- Policy configuration – Azure defines policies in line with a role. Then you can assign the role directly to a user, group, or service principal. In Azure, the policies can fall in four levels from broad to specific access: Management group, subscription, resource group, and resource.
- Control and monitor users’ permissions and activity – AD is a user management solution for Azure, therefore you can use Azure AD Connect to bridge between AD and Azure AD.
- Federate identities to web applications – users can leverage Azure with their on-prem AD instance. Customers can manage Azure users, federating their identities to MS365.
AWS and Azure IAM Pros and Cons
Why do you need an Identity Access Management Policy?
Enhances IT security
Unauthorized users gaining access to sensitive data can have disastrous consequences. Knowing that only certain users have access to critical applications strengthens the security posture of the organization against data breaches and social engineering threats.
IAM helps organizations protect against different security incidents like internal threats, credential theft, and data breaches. Methods like single-sign-on (SSO), multi-factor authentication (MFA), and role-based access control (RBAC) reduce the risk of credential abuse.

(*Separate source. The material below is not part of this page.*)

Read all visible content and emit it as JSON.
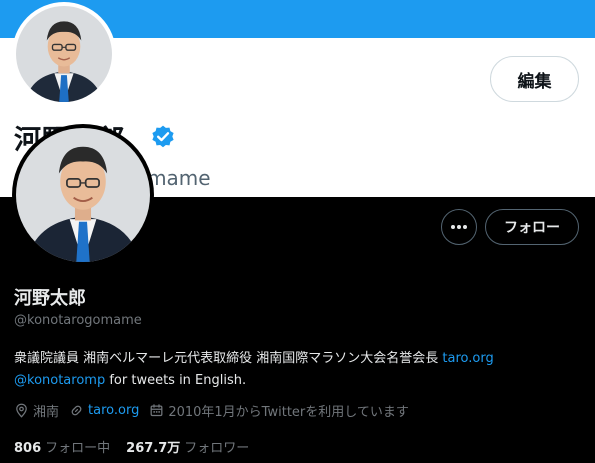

In addition, following IAM policies helps organizations meet compliance regulations by limiting user interaction with applications to the minimum.
The system helps keep track of employee activity. By implementing the principle of least privilege, it ensures that the user only gets access to what they need for the job.
Security methods of identity management like SSO, MFA, and RBAC ensure employees get quick access to the resources they need. No more time wasted in finding the right password. By automating user provisioning, it simplifies requesting authorized access to resources.
The automation in IAM standardizes authentication and identity management tasks. That means they are off the hands of IT administrators, saving time and costs. If you use an IAM as part of a cloud service, you can save the cost of setting up and maintaining an on-premises infrastructure.
The Bottom Line: Who’s the winner?
In reality, there is no winner since each one is geared to companies’ specific needs. Corporate environments already working with MS products will find it easier to adopt Azure. Organizations that require highly available serverless offerings may likely choose AWS. In the end, it will depend on which provider’s services meet your infrastructure and scaling goals.